◆ Entries from a dataset of interfaces
------------------------------------------------------------------------
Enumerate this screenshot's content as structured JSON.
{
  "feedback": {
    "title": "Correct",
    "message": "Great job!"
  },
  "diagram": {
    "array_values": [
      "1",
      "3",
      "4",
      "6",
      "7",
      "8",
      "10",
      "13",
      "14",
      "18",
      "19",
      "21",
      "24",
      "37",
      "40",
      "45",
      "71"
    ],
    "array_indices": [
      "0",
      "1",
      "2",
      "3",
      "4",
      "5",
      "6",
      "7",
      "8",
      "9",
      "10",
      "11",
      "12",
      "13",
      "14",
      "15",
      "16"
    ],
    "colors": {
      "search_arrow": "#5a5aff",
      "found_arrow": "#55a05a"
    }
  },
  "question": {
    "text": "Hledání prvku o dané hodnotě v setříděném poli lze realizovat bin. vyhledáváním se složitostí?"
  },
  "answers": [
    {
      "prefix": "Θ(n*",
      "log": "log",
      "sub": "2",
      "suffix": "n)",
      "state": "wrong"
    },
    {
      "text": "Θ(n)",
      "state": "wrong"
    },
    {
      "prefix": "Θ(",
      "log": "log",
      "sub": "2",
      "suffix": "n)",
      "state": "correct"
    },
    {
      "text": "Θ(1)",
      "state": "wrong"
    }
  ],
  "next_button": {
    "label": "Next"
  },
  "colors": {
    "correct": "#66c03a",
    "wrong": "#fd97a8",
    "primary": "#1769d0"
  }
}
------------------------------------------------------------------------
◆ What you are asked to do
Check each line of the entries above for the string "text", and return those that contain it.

◆ Task output
    "text": "Hledání prvku o dané hodnotě v setříděném poli lze realizovat bin. vyhledáváním se složitostí?"
      "text": "Θ(n)",
      "text": "Θ(1)",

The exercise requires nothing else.